For the second straight game, Vancouver put more pucks in the direction of the San Jose net but didn’t get the results they were hoping for. By the count of Thomas Drance of Canucks Army, the Sharks once again had more scoring chances than the Canucks though, matching them through three periods and then out-chancing them heavily in overtime. Twice now, the Canucks have played better by possession indicators but been out-chanced, perhaps speaking to the quality of shots the Canucks are settling for and/or defensive zone breakdowns giving the Sharks better opportunities.
Regardless of the how, the Canucks find themselves in an unenviable position heading south tonight.
One of the big stories to watch was Derek Roy bumping to the second line with Ryan Kesler and Chris Higgins. Roy only ended up playing about seven minutes with that unit, with Jannik Hansen also logging seven minutes. Contrary to their strong game one performance, Kessler and Higgins posted big negative possession numbers – perhaps a lack of chemistry with their new linemates, or perhaps just a bad game. Unusually, the line had relatively even deployment across zones, and like in game one didn’t face any particular line for the majority of their time, taking away a few sometimes-caveats for poor line performance. Yes, I know Kesler scored a pair and hit everything in sight, but it wasn’t a strong game overall – I’m glad I watched it twice because it was hard to believe looking at the stats after the first viewing. Despite the poor play of Zack Kassian of late, it might be worthwhile to set the lines back to their game one incarnation, when the second and third units were both better.
The top line, which struggled in the opener, played much better this time around. The Sedins had huge positives for possession numbers two days after being the team’s worst line, thanks in part to eight offensive zone starts to three defensive zone starts, which is the norm for them. Alain Vigneault didn’t do any better a job getting the Sedins out there away from Marc-Edouard Vlasic and the Logan Couture line, but for whatever reason the Sedins were just much more ready to play. Drance also had the Sedins as strong positives in terms of scoring chances at even strength as well.
Perhaps the biggest surprise came on the back end, where Frank Corrado and Andrew Alberts rebounded from a poor opener to post strong possession and scoring chance numbers in their 12 minutes of action. Of course, this pair is somewhat protected with match-ups, but if they can provide a strong third pairing in San Jose, it takes away some of the last-change power from Todd McLellan.
Speaking of McLellan, I’d expect to see the Couture line paired with Vlasic against the Sedins even more than they were through the first two games, which was north of half the time. With the last change, McLellan will probably sacrifice the offensive power of Couture and Patrick Marleau to try and get the Sedin line back to their poor game one performance. That could provide an opportunity for other units to step up (although ideally, the top line plays like game two and the second line like game one…obviously).
Anyway this was a bit abbreviated and rushed here on Sunday morning, so forgive me if I missed any key points from the advanced stats of game two.
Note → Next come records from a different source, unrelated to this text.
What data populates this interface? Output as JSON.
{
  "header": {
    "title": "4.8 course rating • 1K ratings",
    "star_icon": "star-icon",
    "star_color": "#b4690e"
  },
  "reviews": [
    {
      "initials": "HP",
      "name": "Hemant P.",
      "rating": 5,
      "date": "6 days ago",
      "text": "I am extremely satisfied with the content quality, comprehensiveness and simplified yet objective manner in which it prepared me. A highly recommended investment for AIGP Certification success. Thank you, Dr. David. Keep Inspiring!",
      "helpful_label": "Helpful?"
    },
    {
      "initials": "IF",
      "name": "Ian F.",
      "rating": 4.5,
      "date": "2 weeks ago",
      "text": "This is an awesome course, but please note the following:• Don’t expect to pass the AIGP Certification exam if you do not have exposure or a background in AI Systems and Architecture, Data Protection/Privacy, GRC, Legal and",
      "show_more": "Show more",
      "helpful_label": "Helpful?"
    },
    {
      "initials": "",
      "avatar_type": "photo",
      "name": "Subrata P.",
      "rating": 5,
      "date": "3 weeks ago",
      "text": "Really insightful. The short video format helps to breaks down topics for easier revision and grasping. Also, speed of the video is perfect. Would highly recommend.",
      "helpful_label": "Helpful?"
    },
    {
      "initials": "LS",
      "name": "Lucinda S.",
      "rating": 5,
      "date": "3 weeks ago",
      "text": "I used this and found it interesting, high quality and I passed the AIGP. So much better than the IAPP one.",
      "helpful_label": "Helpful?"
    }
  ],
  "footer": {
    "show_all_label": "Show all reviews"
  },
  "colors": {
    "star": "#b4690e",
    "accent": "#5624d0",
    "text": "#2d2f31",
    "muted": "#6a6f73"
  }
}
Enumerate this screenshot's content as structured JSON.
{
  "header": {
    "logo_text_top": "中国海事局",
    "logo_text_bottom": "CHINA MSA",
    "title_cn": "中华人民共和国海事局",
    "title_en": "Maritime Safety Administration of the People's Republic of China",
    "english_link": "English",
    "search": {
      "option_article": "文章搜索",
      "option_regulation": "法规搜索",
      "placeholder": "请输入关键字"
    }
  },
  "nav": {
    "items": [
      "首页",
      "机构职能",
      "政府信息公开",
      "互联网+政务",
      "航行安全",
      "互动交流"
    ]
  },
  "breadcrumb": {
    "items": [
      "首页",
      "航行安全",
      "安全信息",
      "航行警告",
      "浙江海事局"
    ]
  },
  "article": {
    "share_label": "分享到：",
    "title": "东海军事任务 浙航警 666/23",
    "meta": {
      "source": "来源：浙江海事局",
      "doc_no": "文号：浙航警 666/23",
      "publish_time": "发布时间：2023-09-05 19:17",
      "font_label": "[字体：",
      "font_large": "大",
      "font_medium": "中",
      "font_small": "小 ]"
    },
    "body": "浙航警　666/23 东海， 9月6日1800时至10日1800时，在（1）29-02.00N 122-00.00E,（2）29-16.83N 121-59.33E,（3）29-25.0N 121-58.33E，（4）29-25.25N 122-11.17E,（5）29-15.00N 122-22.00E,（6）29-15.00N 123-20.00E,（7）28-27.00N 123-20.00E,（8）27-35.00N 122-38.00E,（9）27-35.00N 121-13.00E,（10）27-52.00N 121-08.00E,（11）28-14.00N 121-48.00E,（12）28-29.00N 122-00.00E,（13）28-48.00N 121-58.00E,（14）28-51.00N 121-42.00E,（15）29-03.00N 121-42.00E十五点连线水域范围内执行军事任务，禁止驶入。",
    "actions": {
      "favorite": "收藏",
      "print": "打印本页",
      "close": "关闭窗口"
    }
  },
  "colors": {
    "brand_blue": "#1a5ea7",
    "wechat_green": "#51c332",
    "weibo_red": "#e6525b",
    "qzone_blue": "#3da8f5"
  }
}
A couple things are clear heading into game three though – Vigneault has his work cut out for him in the match-ups game, the Canucks need to focus on preventing quality shots in and around the net, and they have to find a way to get some more power play time (just five opportunities through two games, about two less than what they’d normally expect over two games).
Enjoy game three folks. I’ll check back in tomorrow morning.